Mercedes continued their dominance of the 2019 Formula One season with a fifth consecutive one-two finish in Spain two weeks ago. They are likely to rule the roost again at this weekend’s Monaco Grand Prix (Race: 9:10am ET Sunday).
The ease with which Mercedes bested the field in Spain shattered the last remaining doubts over their superiority. Ferrari had been very strong in pre-season testing there but were nowhere near the two Mercedes cars over the course of the Grand Prix weekend.
Lewis Hamilton nipped past his teammate Valtteri Bottas into the first corner and went on from there to take a comfortable victory that even went unchallenged after a late safety car bunched up the pack. Hamilton moved ahead of Bottas at the top of the drivers’ championship, while Mercedes extended their lead in the constructors’ standings to almost 100 points.
There was always the hope that the significant upgrade packages the large majority of teams brought to Spain might produce a challenger to Mercedes’ supremacy. Instead, if anything they were even more dominant, in qualifying and the race alike. Some pegged the impact of the aerodynamic improvements they introduced at as much as three tenths of a second a lap.
Mercedes can again be expected to set the pace this weekend. Performance through the final sector in Spain is generally considered a good guide as to likely speed in Monaco and in qualifying, it was the two Mercedes drivers who shone brightest in that sector. Pole man Bottas was over fourth tenths quicker through there than the first non-Mercedes driver.
Hamilton has two previous victories at Monaco to his credit, most recently in 2016. The strong displays of Bottas so far this season, particularly in qualifying, mean that Hamilton isn’t as short as he might otherwise have been, making him an attractive option for the race win.
Ferrari were in sombre mood at the end of the Spanish Grand Prix. Not only did the two Mercedes cars pull away into the distance, but they were also beaten to the podium by the Red Bull of Max Verstappen. Sebastian Vettel came home fourth, with Charles Leclerc fifth. Afterwards, the team even themselves admitted that their design concept might be inherently limiting. It is unlikely they will suddenly find race-winning pace at Monaco.
Pierre Gasly brought the second Red Bull home in sixth in Spain, followed by the Haas of Kevin Magnussen, the McLaren of Carlos Sainz, Daniil Kyvat’s Toro Rosso and the second Haas of Romain Grosjean.
Haas were the fourth quickest team through the final sector in Spain, with Magnussen the seventh quickest and Grosjean 10th. The team have said that they expect a recurrence of their ongoing problems with tyre temperatures in Monaco and therefore won’t necessarily find themselves at the head of the midfield.

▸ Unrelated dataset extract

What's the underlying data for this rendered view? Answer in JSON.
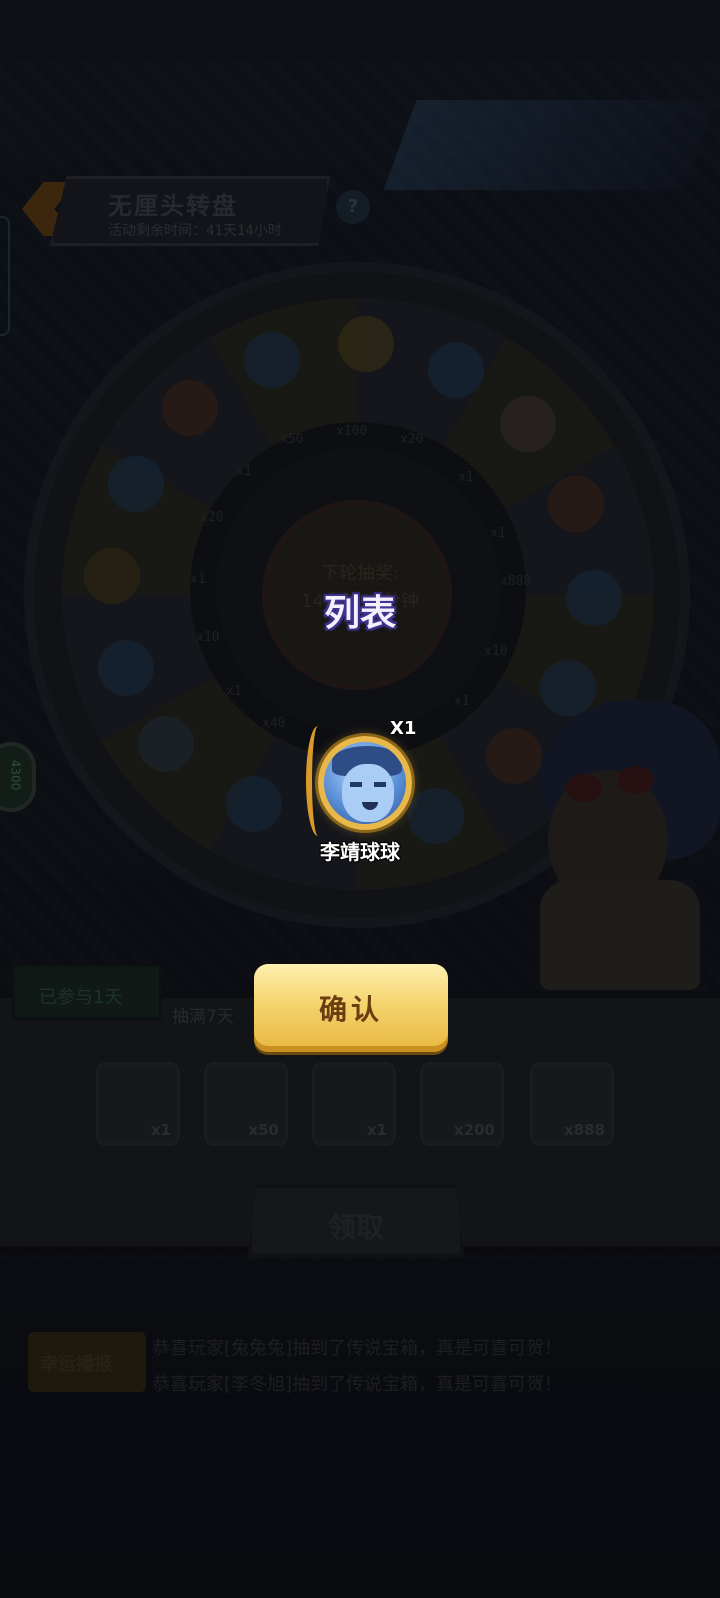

Toro Rosso are yet to score a double points finish this season but Alexander Albon very nearly joined Kyvat in the top 10 in Spain. They should have a good chance of doing so this weekend. They were 12th and eighth respectively through the final sector in Spain and Monaco has always been a circuit where the team has shown good pace. They have had one car in the points there in nine of the last 11 seasons.
The speed should be there, and if both of their drivers can keep their noses clean, a first double points finish of the season is a distinct possibility for Toro Rosso.

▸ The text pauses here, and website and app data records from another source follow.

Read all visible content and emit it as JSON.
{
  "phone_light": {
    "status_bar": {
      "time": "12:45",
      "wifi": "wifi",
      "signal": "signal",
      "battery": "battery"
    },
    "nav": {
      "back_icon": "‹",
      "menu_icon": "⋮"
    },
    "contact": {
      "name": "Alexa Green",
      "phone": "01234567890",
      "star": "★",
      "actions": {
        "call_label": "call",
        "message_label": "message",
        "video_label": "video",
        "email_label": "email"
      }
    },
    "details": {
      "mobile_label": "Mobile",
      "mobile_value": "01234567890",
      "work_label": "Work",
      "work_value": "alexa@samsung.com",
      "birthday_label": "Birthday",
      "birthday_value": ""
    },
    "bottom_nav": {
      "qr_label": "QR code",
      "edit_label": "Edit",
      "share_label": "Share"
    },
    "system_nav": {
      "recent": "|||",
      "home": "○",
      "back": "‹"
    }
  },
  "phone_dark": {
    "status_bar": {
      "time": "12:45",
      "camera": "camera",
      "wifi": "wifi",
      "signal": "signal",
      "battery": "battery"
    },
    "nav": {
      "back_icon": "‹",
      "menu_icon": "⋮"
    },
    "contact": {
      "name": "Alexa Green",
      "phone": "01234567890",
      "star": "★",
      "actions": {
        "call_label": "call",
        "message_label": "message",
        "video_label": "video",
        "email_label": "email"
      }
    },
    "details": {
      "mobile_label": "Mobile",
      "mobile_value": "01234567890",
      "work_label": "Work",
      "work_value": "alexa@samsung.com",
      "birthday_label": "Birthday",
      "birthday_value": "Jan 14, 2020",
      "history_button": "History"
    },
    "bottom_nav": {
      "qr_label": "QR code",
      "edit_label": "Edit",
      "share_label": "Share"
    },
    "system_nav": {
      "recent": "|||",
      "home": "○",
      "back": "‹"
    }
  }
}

Lance Stroll has struggled in qualifying for Racing Point so far this season. He is yet to make it out of the first session, qualifying 16th, 18th, 16th, 14th (with two cars ahead of him later disqualified from qualifying) and 17th, while his teammate Sergio Perez has qualified 10th, 14th, 12th, 5th and 15th. Perez has subsequently outscored him 13 to 4 on race day.
There is no shame in being beaten by Perez, a highly competent and somewhat underrated performer. Given that his father is one of the owners of the team, Stroll’s position is not at risk but if things continue to be as one-sided, it is easy to see some frustration spilling over into Stroll’s approach.
A similarly lowly starting position at Monaco would put Stroll in the midst of a difficult-to-negotiate mass of cars for at least the opening couple of laps and most likely at other points of the race, too, if a safety car is deployed. The possibility of him getting caught up in a race-ending scrap seems high enough to make a wager on it a worthwhile course.
Our Preview’s F1 Monaco Grand Prix 2019 Betting Predictions & Picks Verdict
- Back Lewis Hamilton to win the race @ best odds of +120 with Intertops or BetOnline.
- Bet on Toro Rosso to secure a double points finish (ie: “both team drivers to finish in top 10”) @ +175 with Bovada.
- If you can find a sportsbook offering this, then bet on Lance Stroll not to finish the race @ around +200 (2/1). However the biggest U.S. offshore bookies are not offering this particular betting market yet.